US9859151B1 (en) 2016-07-08 2018-01-02 Asm Ip Holding B.V. Selective film deposition method to form air gaps
US9793135B1 (en) 2016-07-14 2017-10-17 ASM IP Holding B.V Method of cyclic dry etching using etchant film
US9812320B1 (en) 2016-07-28 2017-11-07 Asm Ip Holding B.V. Method and apparatus for filling a gap
US10090316B2 (en) 2016-09-01 2018-10-02 Asm Ip Holding B.V. 3D stacked multilayer semiconductor memory using doped select transistor channel
US10229833B2 (en) 2016-11-01 2019-03-12 Asm Ip Holding B.V. Methods for forming a transition metal nitride film on a substrate by atomic layer deposition and related semiconductor device structures
US10134757B2 (en) 2016-11-07 2018-11-20 Asm Ip Holding B.V. Method of processing a substrate and a device manufactured by using the method
US10103040B1 (en) 2017-03-31 2018-10-16 Asm Ip Holding B.V. Apparatus and method for manufacturing a semiconductor device
USD830981S1 (en) 2017-04-07 2018-10-16 Asm Ip Holding B.V. Susceptor for semiconductor substrate processing apparatus
US10249524B2 (en) 2017-08-09 2019-04-02 Asm Ip Holding B.V. Cassette holder assembly for a substrate cassette and holding member for use in such assembly
US10236177B1 (en) 2017-08-22 2019-03-19 ASM IP Holding B.V.. Methods for depositing a doped germanium tin semiconductor and related semiconductor device structures
US10262859B2 (en) 2018-01-05 2019-04-16 Asm Ip Holding B.V. Process for forming a film on a substrate using multi-port injection assemblies

Also Published As

Publication number Publication date
WO2013036667A3 (en) 2013-05-02
TW201316407A (en) 2013-04-16
KR20140066220A (en) 2014-05-30
WO2013036667A2 (en) 2013-03-14

Similar Documents

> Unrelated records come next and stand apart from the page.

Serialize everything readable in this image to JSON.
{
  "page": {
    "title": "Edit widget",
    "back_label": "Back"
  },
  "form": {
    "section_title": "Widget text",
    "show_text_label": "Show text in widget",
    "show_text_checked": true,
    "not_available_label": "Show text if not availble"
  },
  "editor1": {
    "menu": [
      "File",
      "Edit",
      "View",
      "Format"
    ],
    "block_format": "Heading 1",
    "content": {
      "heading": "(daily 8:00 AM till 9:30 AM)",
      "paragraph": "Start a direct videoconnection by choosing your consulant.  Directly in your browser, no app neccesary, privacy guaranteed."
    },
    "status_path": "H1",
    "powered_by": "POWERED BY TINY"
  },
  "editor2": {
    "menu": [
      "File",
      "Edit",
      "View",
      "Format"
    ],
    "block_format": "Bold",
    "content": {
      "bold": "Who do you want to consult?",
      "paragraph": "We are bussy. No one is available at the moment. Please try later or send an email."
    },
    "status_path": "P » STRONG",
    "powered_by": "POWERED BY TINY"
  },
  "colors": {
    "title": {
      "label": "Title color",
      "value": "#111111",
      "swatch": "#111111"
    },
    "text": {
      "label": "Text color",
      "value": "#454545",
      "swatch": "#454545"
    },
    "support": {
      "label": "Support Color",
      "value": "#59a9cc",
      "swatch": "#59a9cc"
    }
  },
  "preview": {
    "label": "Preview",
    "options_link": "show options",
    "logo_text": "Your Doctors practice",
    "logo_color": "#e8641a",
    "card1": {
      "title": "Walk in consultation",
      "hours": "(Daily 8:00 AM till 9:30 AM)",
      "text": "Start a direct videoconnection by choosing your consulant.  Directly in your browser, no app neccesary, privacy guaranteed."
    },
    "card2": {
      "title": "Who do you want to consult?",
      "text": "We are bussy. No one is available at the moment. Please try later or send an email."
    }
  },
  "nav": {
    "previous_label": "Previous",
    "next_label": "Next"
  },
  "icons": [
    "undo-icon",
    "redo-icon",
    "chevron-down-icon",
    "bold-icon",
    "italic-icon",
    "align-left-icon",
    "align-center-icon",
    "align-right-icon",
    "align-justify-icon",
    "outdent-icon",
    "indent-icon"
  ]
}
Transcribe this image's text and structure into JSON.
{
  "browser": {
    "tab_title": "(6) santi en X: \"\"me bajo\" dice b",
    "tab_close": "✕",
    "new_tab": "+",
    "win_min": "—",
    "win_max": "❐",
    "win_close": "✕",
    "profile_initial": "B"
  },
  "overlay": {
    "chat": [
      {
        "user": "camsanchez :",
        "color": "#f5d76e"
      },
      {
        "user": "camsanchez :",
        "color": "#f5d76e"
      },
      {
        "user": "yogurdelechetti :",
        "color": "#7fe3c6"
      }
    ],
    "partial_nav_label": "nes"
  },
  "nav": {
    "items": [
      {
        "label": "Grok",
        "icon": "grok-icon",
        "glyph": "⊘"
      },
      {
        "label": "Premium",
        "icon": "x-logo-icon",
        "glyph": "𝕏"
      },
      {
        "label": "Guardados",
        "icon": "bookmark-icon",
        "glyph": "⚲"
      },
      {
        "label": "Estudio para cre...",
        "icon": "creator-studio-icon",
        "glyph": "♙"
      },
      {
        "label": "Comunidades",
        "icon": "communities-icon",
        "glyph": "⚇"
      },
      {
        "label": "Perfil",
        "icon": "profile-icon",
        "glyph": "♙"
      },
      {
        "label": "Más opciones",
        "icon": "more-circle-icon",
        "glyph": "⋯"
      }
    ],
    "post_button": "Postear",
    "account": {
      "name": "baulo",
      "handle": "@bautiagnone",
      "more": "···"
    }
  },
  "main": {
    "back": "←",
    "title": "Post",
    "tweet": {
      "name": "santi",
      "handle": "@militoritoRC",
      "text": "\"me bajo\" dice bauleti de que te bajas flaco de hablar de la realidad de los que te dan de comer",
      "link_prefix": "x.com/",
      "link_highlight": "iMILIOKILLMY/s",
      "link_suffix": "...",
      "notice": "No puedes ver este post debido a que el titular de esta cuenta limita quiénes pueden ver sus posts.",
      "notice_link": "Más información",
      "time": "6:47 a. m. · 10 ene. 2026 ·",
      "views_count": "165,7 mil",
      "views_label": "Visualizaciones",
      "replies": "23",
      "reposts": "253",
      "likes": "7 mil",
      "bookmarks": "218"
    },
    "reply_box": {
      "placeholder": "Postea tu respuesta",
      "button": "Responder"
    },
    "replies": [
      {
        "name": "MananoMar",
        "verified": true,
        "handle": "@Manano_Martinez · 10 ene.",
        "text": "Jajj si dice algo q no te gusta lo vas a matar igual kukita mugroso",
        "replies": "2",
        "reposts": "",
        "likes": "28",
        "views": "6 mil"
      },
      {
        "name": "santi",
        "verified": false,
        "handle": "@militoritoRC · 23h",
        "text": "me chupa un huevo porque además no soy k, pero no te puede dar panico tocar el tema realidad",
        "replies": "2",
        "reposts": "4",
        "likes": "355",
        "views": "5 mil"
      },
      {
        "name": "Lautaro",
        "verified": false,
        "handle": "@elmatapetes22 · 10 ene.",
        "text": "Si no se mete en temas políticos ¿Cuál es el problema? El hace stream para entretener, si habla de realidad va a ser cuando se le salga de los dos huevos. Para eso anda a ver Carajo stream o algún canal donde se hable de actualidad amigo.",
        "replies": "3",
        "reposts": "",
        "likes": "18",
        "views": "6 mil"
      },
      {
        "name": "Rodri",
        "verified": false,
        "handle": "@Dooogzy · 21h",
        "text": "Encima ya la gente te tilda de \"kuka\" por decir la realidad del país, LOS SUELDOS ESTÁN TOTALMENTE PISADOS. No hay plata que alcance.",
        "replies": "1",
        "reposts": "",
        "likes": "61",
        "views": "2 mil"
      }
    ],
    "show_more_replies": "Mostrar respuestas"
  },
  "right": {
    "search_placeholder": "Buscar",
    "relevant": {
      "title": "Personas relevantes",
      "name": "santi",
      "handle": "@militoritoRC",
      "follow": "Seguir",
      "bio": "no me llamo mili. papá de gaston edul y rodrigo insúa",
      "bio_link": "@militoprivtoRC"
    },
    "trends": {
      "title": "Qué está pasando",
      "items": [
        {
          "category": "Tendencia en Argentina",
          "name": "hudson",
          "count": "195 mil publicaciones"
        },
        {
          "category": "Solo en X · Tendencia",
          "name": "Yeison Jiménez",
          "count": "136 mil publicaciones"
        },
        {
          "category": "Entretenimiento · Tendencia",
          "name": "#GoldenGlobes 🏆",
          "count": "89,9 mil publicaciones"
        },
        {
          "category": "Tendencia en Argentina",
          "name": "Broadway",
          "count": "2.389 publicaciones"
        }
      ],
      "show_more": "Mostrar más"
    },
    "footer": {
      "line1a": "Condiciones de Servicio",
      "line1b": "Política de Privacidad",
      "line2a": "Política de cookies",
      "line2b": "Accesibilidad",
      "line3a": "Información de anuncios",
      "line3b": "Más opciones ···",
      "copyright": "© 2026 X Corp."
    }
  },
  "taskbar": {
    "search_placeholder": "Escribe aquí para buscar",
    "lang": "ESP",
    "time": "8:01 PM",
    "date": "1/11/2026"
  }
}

Publication Publication Date Title
US7601631B2 (en) Very low dielectric constant plasma-enhanced CVD films
US8809161B2 (en) Flowable film dielectric gap fill process
CN104620363B (en) Difference in etching of silicon oxide
CN101310039B (en) Chemical vapor deposition of high quality flow-like silicon dioxide using a silicon containing precursor and atomic oxygen
US6559026B1 (en) Trench fill with HDP-CVD process including coupled high power density plasma deposition
KR101027266B1 (en) Methods and systems for forming at least one dielectric layer
JP6272873B2 (en) Selective etching of silicon carbonitride
US9236265B2 (en) Silicon germanium processing
JP4723565B2 (en) Multistage curing a low dielectric constant nanoporous films
US9093390B2 (en) Conformal oxide dry etch
US9406523B2 (en) Highly selective doped oxide removal method
US9245762B2 (en) Procedure for etch rate consistency
US20050048801A1 (en) In-situ-etch-assisted HDP deposition using SiF4 and hydrogen
US7148155B1 (en) Sequential deposition/anneal film densification method
US20080105978A1 (en) Method for forming an ultra low dielectric film by forming an organosilicon matrix and large porogens as a template for increased porosity
US20100304574A1 (en) Film formation method and apparatus for semiconductor process
US9190293B2 (en) Even tungsten etch for high aspect ratio trenches
US9287113B2 (en) Methods for depositing films on sensitive substrates
US20040245091A1 (en) Hdp-cvd multistep gapfill process
CN102569165B (en) Filling high aspect ratio trenches is reversed
US20140209026A1 (en) Plasma activated deposition of a conformal film on a substrate surface
US7422776B2 (en) Low temperature process to produce low-K dielectrics with low stress by plasma-enhanced chemical vapor deposition (PECVD)
US8808563B2 (en) Selective etch of silicon by way of metastable hydrogen termination
KR101508994B1 (en) Selective suppression of dry-etch rate of materials containing both silicon and nitrogen
KR101758944B1 (en) Novel gap fill integration

Legal Events

Date Code Title Description
AS Assignment

Owner name: APPLIED MATERIALS, INC., CALIFORNIA

Free format text: ASSIGNMENT OF ASSIGNORS INTEREST;ASSIGNORS:MALLICK, ABHIJIT BASU;INGLE, NITIN K.;WANG, LINLIN;AND OTHERS;SIGNING DATES FROM 20120907 TO 20120924;REEL/FRAME:029053/0654